Set down every entry exactly as given. Pictures are to be left out.

** Opening DATA SHOWN block **

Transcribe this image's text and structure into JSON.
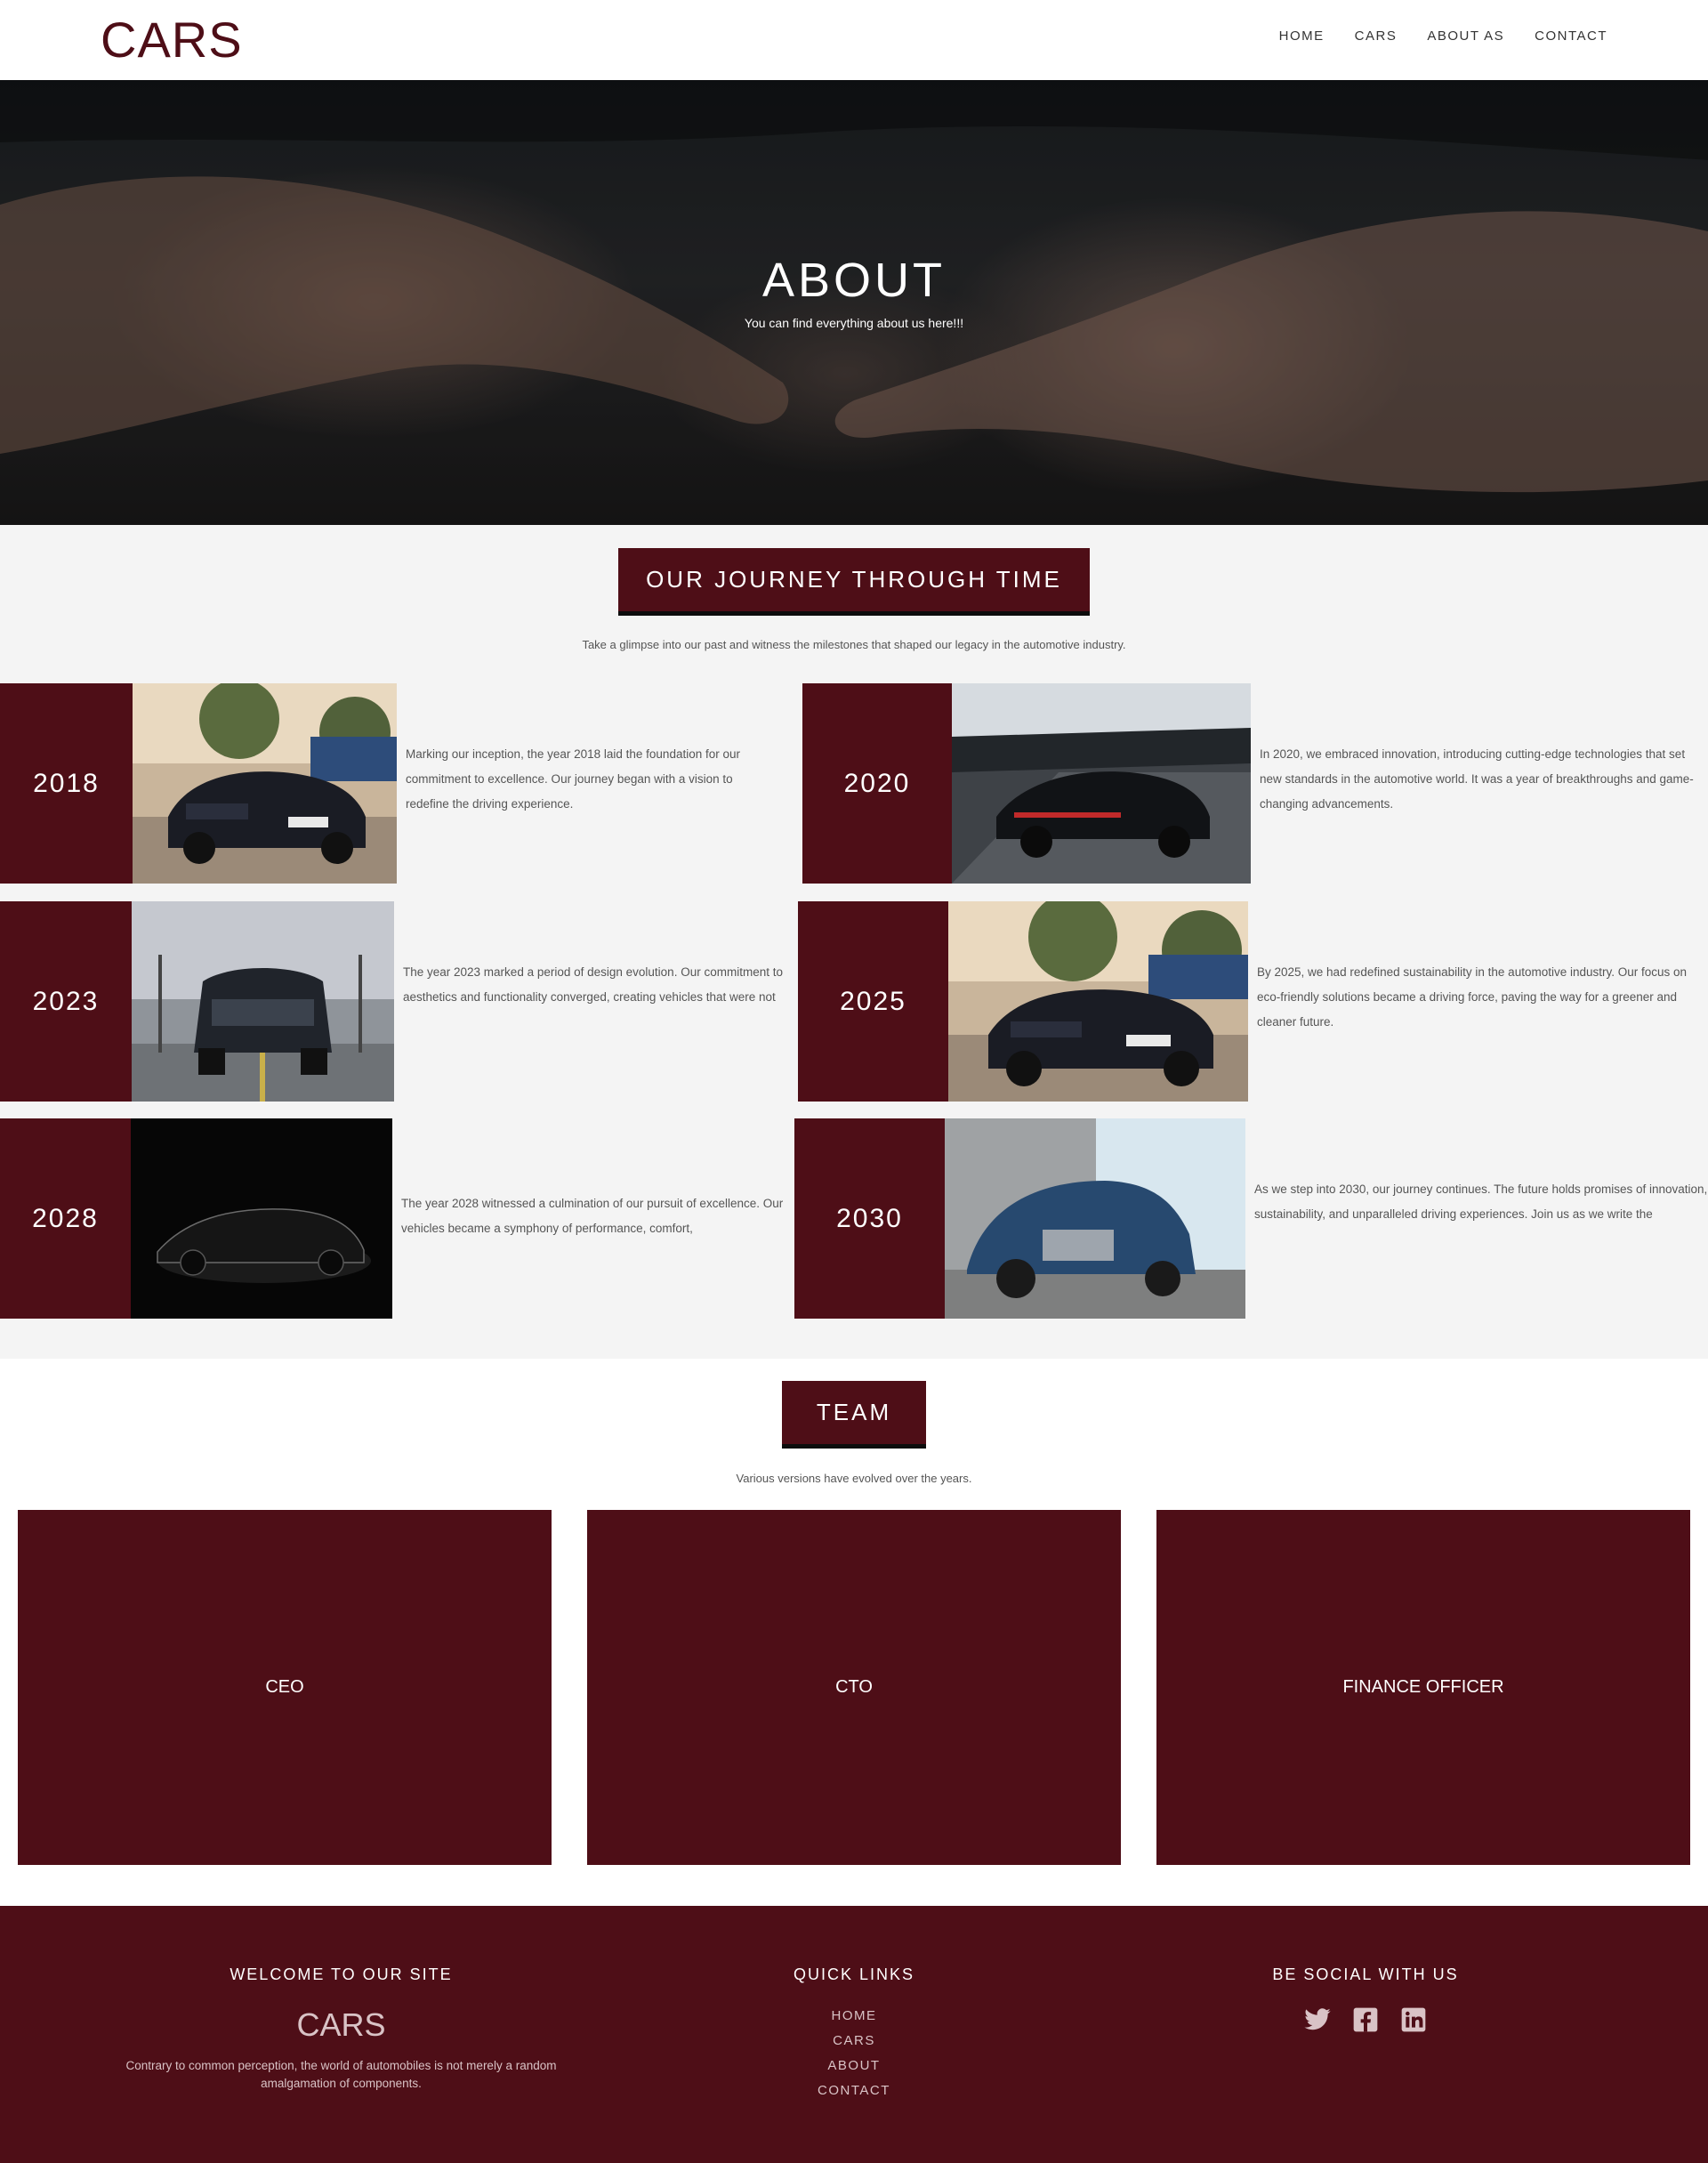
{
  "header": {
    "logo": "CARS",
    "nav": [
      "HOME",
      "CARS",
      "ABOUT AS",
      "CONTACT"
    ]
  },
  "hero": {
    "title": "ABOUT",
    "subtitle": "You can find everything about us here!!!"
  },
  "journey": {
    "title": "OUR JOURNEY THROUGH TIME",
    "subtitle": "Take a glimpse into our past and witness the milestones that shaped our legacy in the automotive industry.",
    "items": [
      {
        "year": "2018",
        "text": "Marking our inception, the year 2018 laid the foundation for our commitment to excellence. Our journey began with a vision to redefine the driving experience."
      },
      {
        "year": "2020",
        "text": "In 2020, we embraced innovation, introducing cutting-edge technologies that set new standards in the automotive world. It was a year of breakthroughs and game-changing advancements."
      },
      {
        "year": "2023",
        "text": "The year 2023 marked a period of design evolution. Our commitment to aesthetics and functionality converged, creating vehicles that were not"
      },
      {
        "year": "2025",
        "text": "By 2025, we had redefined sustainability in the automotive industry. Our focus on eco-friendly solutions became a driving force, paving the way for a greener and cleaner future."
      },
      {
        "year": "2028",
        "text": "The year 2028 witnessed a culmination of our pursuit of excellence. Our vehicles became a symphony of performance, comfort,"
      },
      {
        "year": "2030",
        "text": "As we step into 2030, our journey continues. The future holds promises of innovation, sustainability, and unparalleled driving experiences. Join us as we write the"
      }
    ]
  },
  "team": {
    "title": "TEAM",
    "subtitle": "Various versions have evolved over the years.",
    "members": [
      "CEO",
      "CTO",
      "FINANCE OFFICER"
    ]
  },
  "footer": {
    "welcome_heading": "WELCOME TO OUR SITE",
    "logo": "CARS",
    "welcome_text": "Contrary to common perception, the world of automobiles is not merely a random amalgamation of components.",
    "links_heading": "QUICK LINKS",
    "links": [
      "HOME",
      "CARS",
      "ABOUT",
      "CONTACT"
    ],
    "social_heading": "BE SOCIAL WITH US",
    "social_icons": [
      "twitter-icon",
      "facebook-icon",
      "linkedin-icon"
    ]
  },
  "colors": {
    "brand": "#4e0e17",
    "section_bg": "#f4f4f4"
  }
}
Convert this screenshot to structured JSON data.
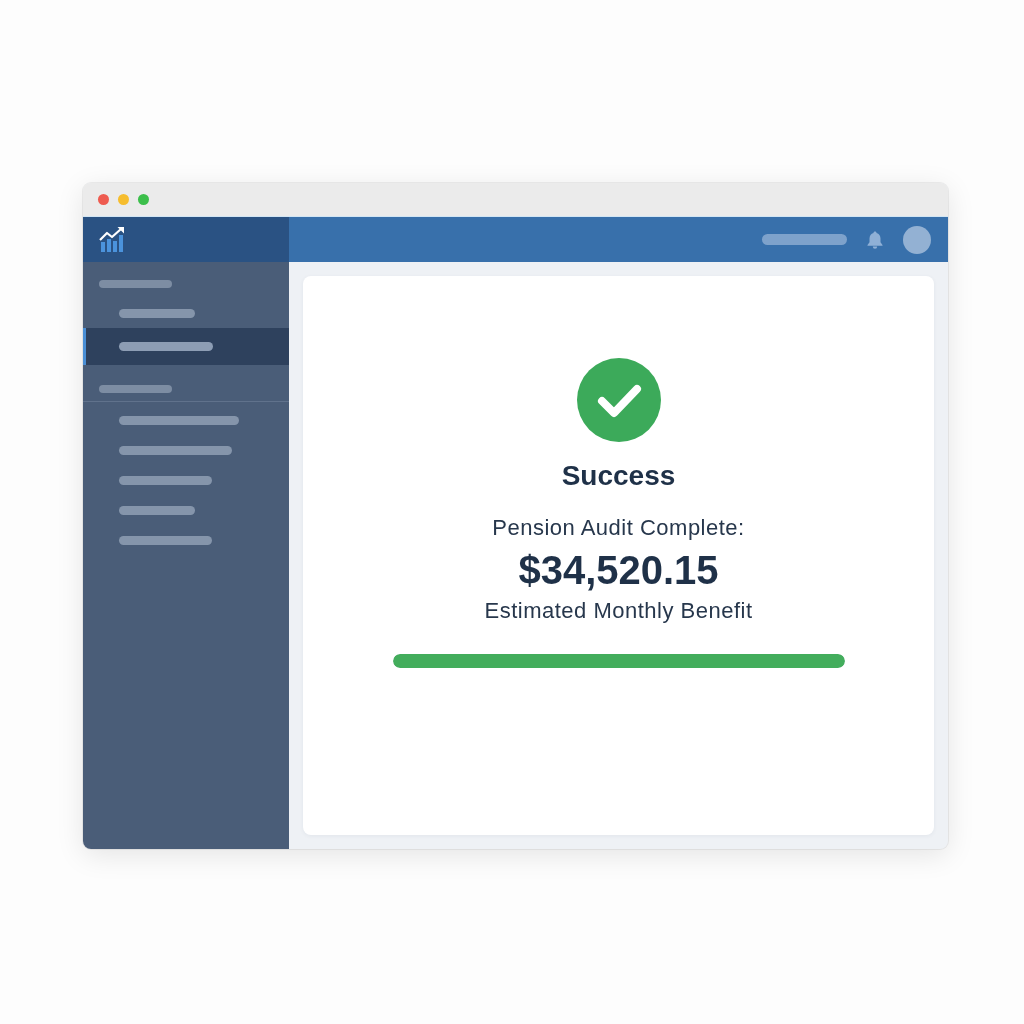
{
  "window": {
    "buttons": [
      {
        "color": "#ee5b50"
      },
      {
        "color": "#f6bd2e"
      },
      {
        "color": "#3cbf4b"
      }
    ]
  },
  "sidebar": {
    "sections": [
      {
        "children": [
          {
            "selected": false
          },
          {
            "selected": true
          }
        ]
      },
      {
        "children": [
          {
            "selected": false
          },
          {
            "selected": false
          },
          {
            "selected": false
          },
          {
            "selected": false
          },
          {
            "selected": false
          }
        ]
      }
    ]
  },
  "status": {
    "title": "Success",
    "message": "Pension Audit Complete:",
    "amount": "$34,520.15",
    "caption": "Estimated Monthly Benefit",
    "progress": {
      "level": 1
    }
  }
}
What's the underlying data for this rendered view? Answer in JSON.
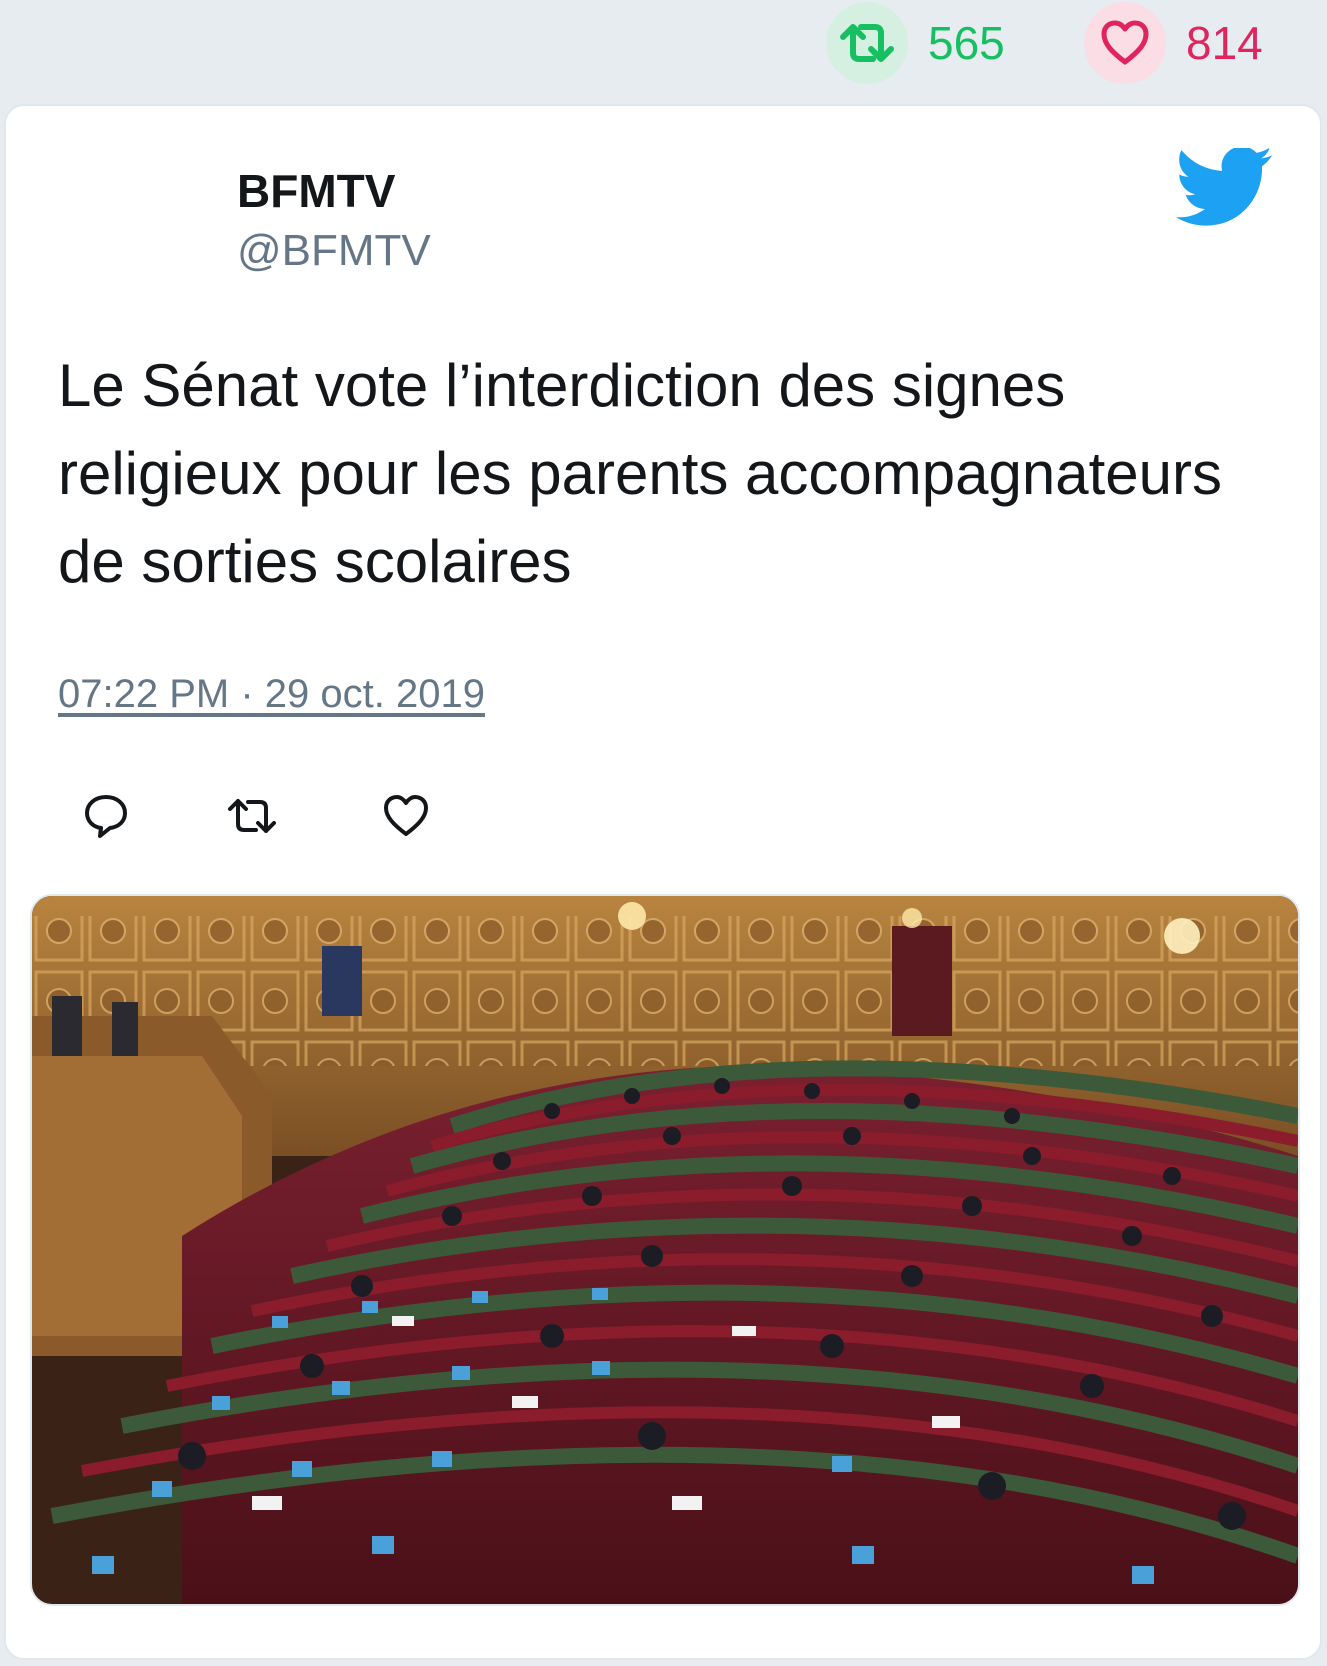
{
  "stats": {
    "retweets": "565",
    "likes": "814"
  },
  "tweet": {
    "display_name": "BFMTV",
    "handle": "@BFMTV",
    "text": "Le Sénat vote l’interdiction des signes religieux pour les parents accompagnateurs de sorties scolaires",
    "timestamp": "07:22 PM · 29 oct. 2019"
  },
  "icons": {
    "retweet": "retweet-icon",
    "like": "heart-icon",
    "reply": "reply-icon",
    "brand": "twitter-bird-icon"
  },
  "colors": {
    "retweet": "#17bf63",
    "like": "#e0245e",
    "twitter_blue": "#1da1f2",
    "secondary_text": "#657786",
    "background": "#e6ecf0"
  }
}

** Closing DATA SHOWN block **

**SOLUTION TO THIS TASK**
Transcribe this image's text and structure into JSON.
{
  "header": {
    "logo": "CARS",
    "nav": [
      "HOME",
      "CARS",
      "ABOUT AS",
      "CONTACT"
    ]
  },
  "hero": {
    "title": "ABOUT",
    "subtitle": "You can find everything about us here!!!"
  },
  "journey": {
    "title": "OUR JOURNEY THROUGH TIME",
    "subtitle": "Take a glimpse into our past and witness the milestones that shaped our legacy in the automotive industry.",
    "items": [
      {
        "year": "2018",
        "text": "Marking our inception, the year 2018 laid the foundation for our commitment to excellence. Our journey began with a vision to redefine the driving experience."
      },
      {
        "year": "2020",
        "text": "In 2020, we embraced innovation, introducing cutting-edge technologies that set new standards in the automotive world. It was a year of breakthroughs and game-changing advancements."
      },
      {
        "year": "2023",
        "text": "The year 2023 marked a period of design evolution. Our commitment to aesthetics and functionality converged, creating vehicles that were not"
      },
      {
        "year": "2025",
        "text": "By 2025, we had redefined sustainability in the automotive industry. Our focus on eco-friendly solutions became a driving force, paving the way for a greener and cleaner future."
      },
      {
        "year": "2028",
        "text": "The year 2028 witnessed a culmination of our pursuit of excellence. Our vehicles became a symphony of performance, comfort,"
      },
      {
        "year": "2030",
        "text": "As we step into 2030, our journey continues. The future holds promises of innovation, sustainability, and unparalleled driving experiences. Join us as we write the"
      }
    ]
  },
  "team": {
    "title": "TEAM",
    "subtitle": "Various versions have evolved over the years.",
    "members": [
      "CEO",
      "CTO",
      "FINANCE OFFICER"
    ]
  },
  "footer": {
    "welcome_heading": "WELCOME TO OUR SITE",
    "logo": "CARS",
    "welcome_text": "Contrary to common perception, the world of automobiles is not merely a random amalgamation of components.",
    "links_heading": "QUICK LINKS",
    "links": [
      "HOME",
      "CARS",
      "ABOUT",
      "CONTACT"
    ],
    "social_heading": "BE SOCIAL WITH US",
    "social_icons": [
      "twitter-icon",
      "facebook-icon",
      "linkedin-icon"
    ]
  },
  "colors": {
    "brand": "#4e0e17",
    "section_bg": "#f4f4f4"
  }
}
Convert this screenshot to structured JSON data.
{
  "window": {
    "buttons": [
      {
        "color": "#ee5b50"
      },
      {
        "color": "#f6bd2e"
      },
      {
        "color": "#3cbf4b"
      }
    ]
  },
  "sidebar": {
    "sections": [
      {
        "children": [
          {
            "selected": false
          },
          {
            "selected": true
          }
        ]
      },
      {
        "children": [
          {
            "selected": false
          },
          {
            "selected": false
          },
          {
            "selected": false
          },
          {
            "selected": false
          },
          {
            "selected": false
          }
        ]
      }
    ]
  },
  "status": {
    "title": "Success",
    "message": "Pension Audit Complete:",
    "amount": "$34,520.15",
    "caption": "Estimated Monthly Benefit",
    "progress": {
      "level": 1
    }
  }
}
What's the underlying data for this rendered view? Answer in JSON.
{
  "stats": {
    "retweets": "565",
    "likes": "814"
  },
  "tweet": {
    "display_name": "BFMTV",
    "handle": "@BFMTV",
    "text": "Le Sénat vote l’interdiction des signes religieux pour les parents accompagnateurs de sorties scolaires",
    "timestamp": "07:22 PM · 29 oct. 2019"
  },
  "icons": {
    "retweet": "retweet-icon",
    "like": "heart-icon",
    "reply": "reply-icon",
    "brand": "twitter-bird-icon"
  },
  "colors": {
    "retweet": "#17bf63",
    "like": "#e0245e",
    "twitter_blue": "#1da1f2",
    "secondary_text": "#657786",
    "background": "#e6ecf0"
  }
}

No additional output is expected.